Why did I start this and where to from here?

I started out on my DNA journey to test a theory about my very elusive 2nd great grandfather, the father of Abigail COURTNEY, Arthur George COURTENAY or is it really George William COURTNEY?  I am no closer to finding him than I was when I started but I have now finally established that there are no known male descendants who may have carried his Courtney Y-DNA.  So, its only autosomal testing that can help me – one segment at a time!
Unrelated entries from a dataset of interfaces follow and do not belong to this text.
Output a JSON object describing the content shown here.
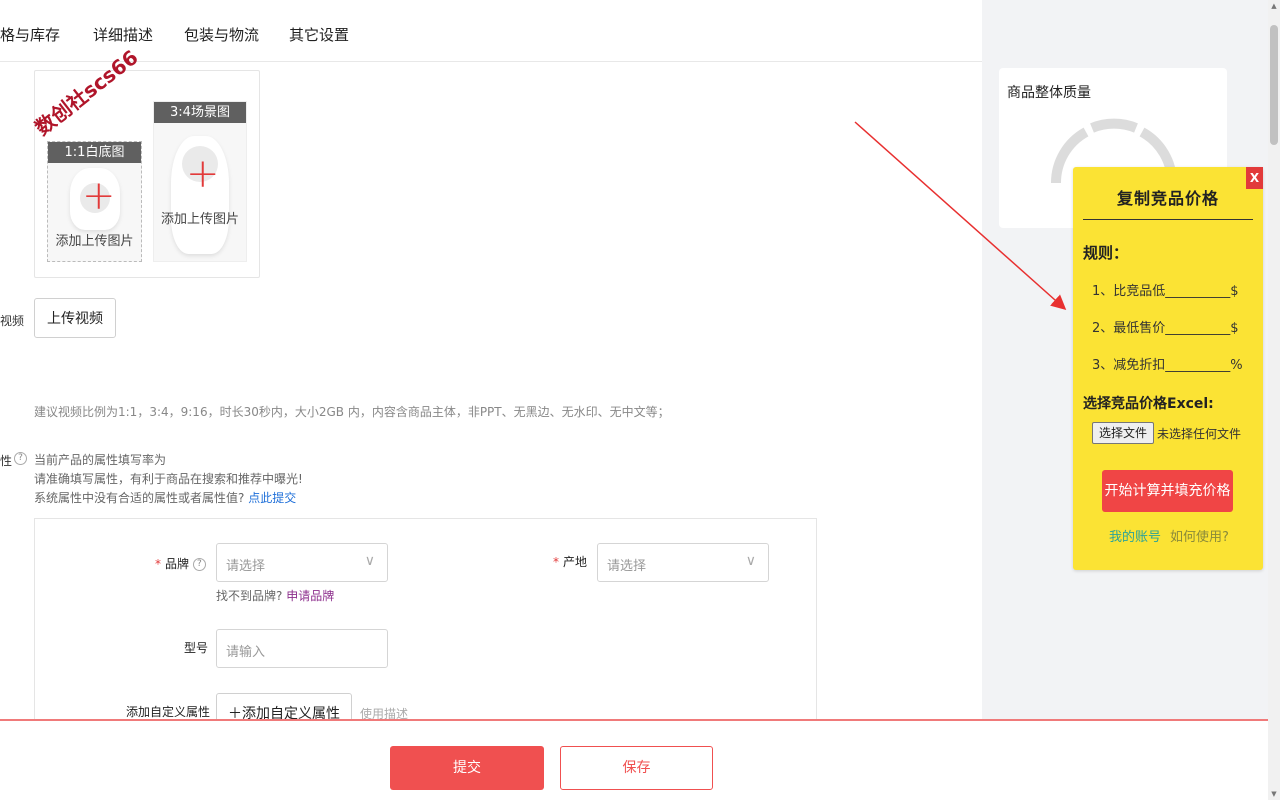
{
  "tabs": [
    {
      "label": "格与库存"
    },
    {
      "label": "详细描述"
    },
    {
      "label": "包装与物流"
    },
    {
      "label": "其它设置"
    }
  ],
  "watermark": "数创社scs66",
  "images": {
    "slot1_tag": "1:1白底图",
    "slot1_caption": "添加上传图片",
    "slot2_tag": "3:4场景图",
    "slot2_caption": "添加上传图片"
  },
  "video": {
    "label": "视频",
    "button": "上传视频",
    "hint": "建议视频比例为1:1，3:4，9:16，时长30秒内，大小2GB 内，内容含商品主体，非PPT、无黑边、无水印、无中文等；"
  },
  "attributes": {
    "label": "性",
    "line1": "当前产品的属性填写率为",
    "line2": "请准确填写属性，有利于商品在搜索和推荐中曝光!",
    "line3": "系统属性中没有合适的属性或者属性值?",
    "submit_link": "点此提交",
    "brand_label": "品牌",
    "brand_placeholder": "请选择",
    "brand_note": "找不到品牌?",
    "brand_apply": "申请品牌",
    "origin_label": "产地",
    "origin_placeholder": "请选择",
    "model_label": "型号",
    "model_placeholder": "请输入",
    "custom_label": "添加自定义属性",
    "custom_button": "添加自定义属性",
    "usage_hint": "使用描述"
  },
  "footer": {
    "submit": "提交",
    "save": "保存"
  },
  "quality": {
    "title": "商品整体质量"
  },
  "panel": {
    "close": "X",
    "title": "复制竞品价格",
    "rules_title": "规则：",
    "rule1": "1、比竞品低__________$",
    "rule2": "2、最低售价__________$",
    "rule3": "3、减免折扣__________%",
    "excel_title": "选择竞品价格Excel:",
    "file_button": "选择文件",
    "file_status": "未选择任何文件",
    "calc_button": "开始计算并填充价格",
    "account_link": "我的账号",
    "howto_link": "如何使用?"
  },
  "colors": {
    "panel_bg": "#fbe334",
    "accent_red": "#f05050",
    "link_blue": "#1e6fd9"
  }
}
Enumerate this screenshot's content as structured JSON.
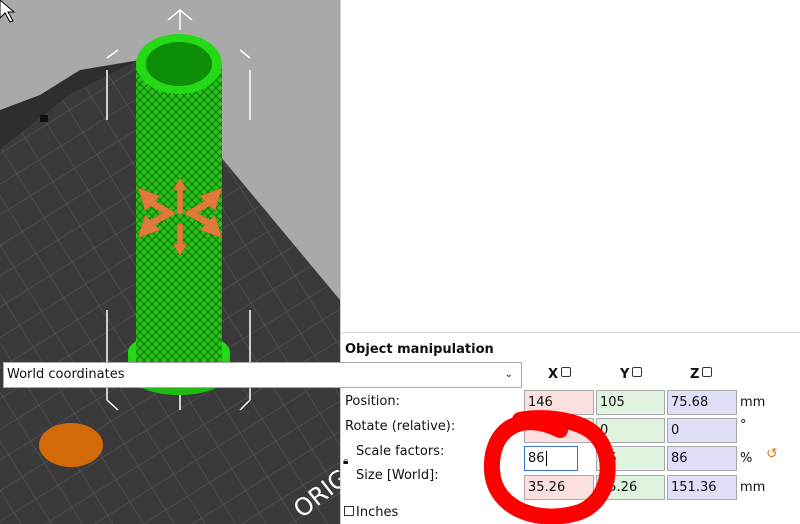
{
  "viewport": {
    "watermark": "ORIG",
    "colors": {
      "model": "#22e010",
      "handle": "#e07a3c",
      "disc": "#d26a0a",
      "bed": "#3a3a3a"
    }
  },
  "object_manipulation": {
    "title": "Object manipulation",
    "coordinate_system": "World coordinates",
    "axes": [
      "X",
      "Y",
      "Z"
    ],
    "position": {
      "label": "Position:",
      "x": "146",
      "y": "105",
      "z": "75.68",
      "unit": "mm"
    },
    "rotate": {
      "label": "Rotate (relative):",
      "x": "",
      "y": "0",
      "z": "0",
      "unit": "°"
    },
    "scale": {
      "label": "Scale factors:",
      "x": "86",
      "y": "86",
      "z": "86",
      "unit": "%"
    },
    "size": {
      "label": "Size [World]:",
      "x": "35.26",
      "y": "35.26",
      "z": "151.36",
      "unit": "mm"
    },
    "inches_label": "Inches",
    "icons": [
      "lock-icon",
      "reset-scale-icon",
      "dropdown-chevron-icon"
    ]
  }
}
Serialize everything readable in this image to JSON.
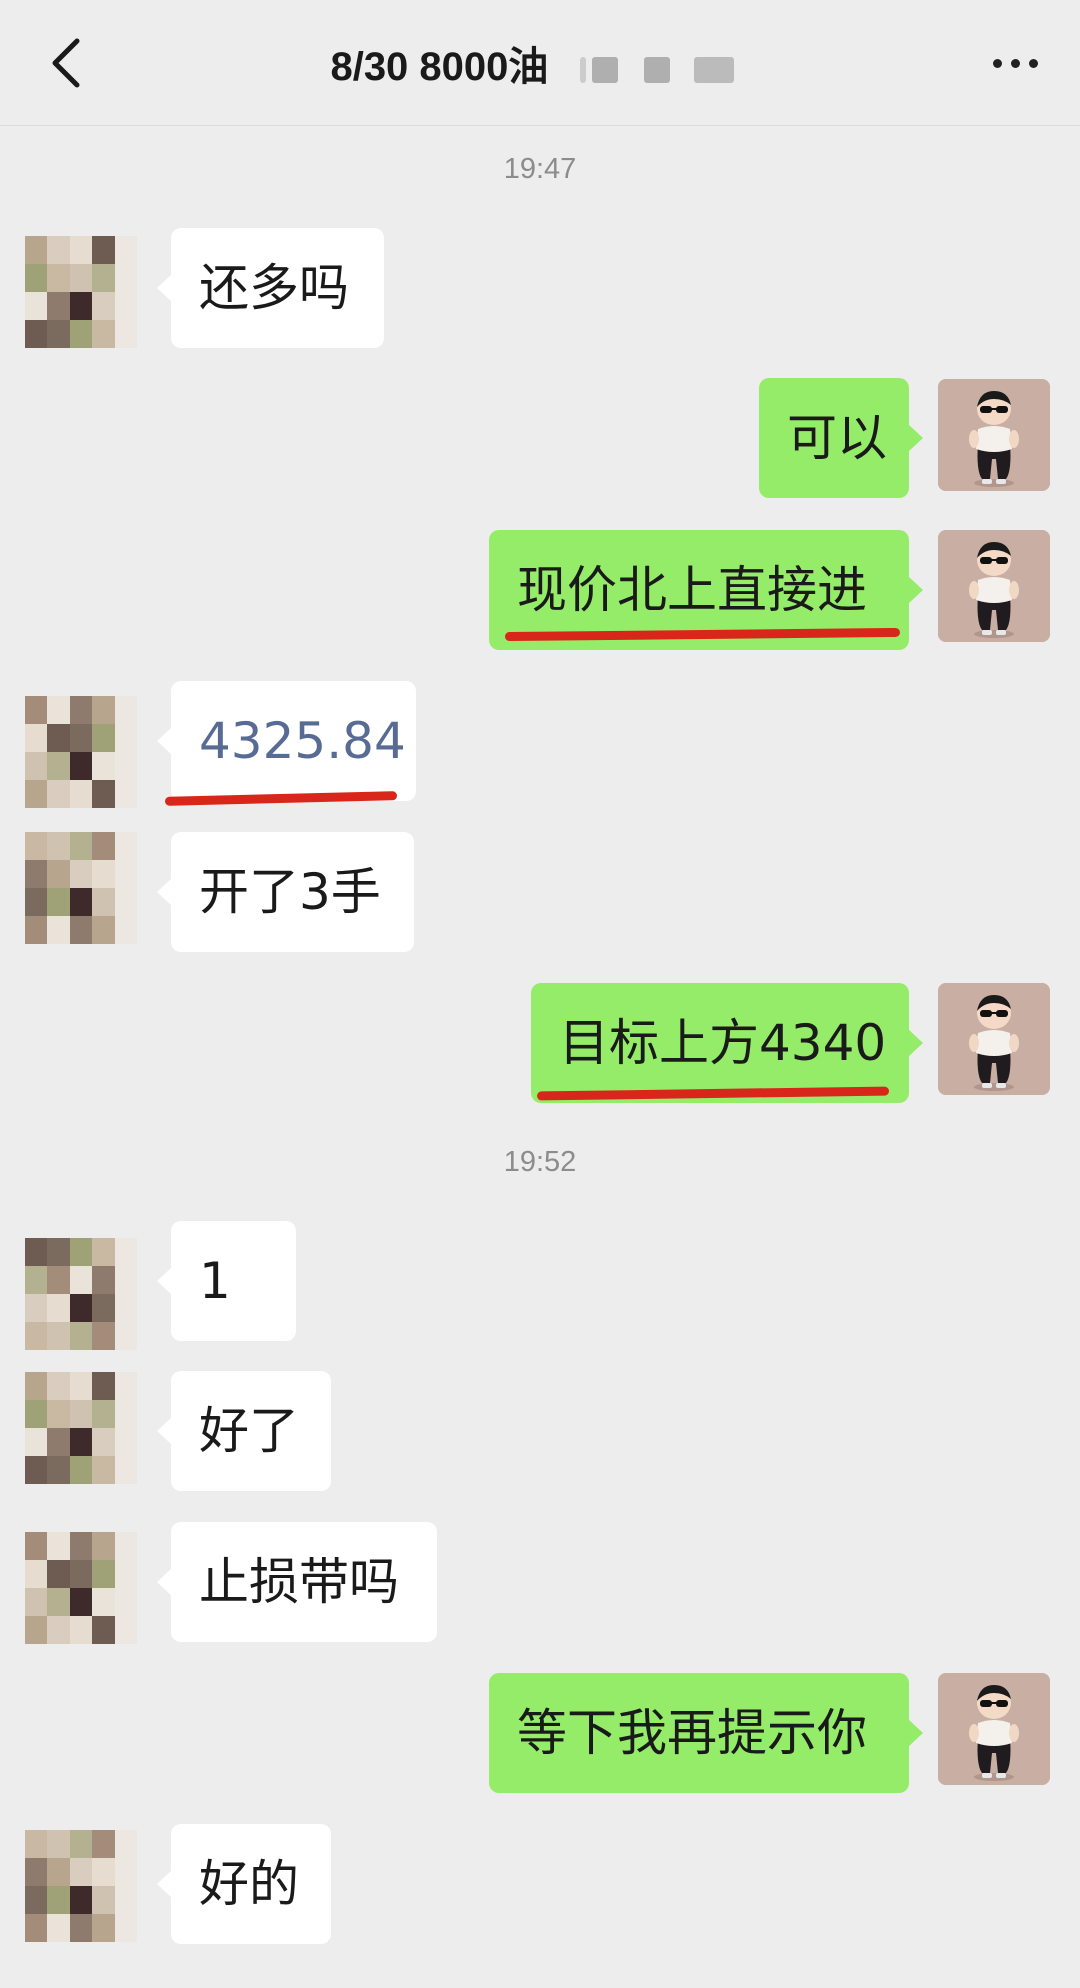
{
  "header": {
    "title": "8/30  8000油",
    "back_icon": "chevron-left-icon",
    "more_icon": "more-dots-icon"
  },
  "colors": {
    "sent_bubble": "#95ec69",
    "received_bubble": "#ffffff",
    "link_text": "#576b95",
    "underline_mark": "#d8261a",
    "background": "#ededed"
  },
  "timestamps": [
    "19:47",
    "19:52"
  ],
  "messages": [
    {
      "side": "left",
      "text": "还多吗"
    },
    {
      "side": "right",
      "text": "可以"
    },
    {
      "side": "right",
      "text": "现价北上直接进"
    },
    {
      "side": "left",
      "text": "4325.84"
    },
    {
      "side": "left",
      "text": "开了3手"
    },
    {
      "side": "right",
      "text": "目标上方4340"
    },
    {
      "side": "left",
      "text": "1"
    },
    {
      "side": "left",
      "text": "好了"
    },
    {
      "side": "left",
      "text": "止损带吗"
    },
    {
      "side": "right",
      "text": "等下我再提示你"
    },
    {
      "side": "left",
      "text": "好的"
    }
  ]
}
The other major goal is to identify the father of my paternal grandmother, Thelma Irene GRIFFIN.  The mystery man who must have been in Adelaide, South Australia around 1903. I am in search of cousins from her known GRIFFIN line to help me isolate that DNA from the segments I have inherited from her father.  I thought I had a contender, right place, right time, but as will happen with DNA, subsequent testers have proven that those segments came from my fathers paternal side.  Back to the drawing board….  If you are a Griffin cousin please let me know if you are interested in helping with this research.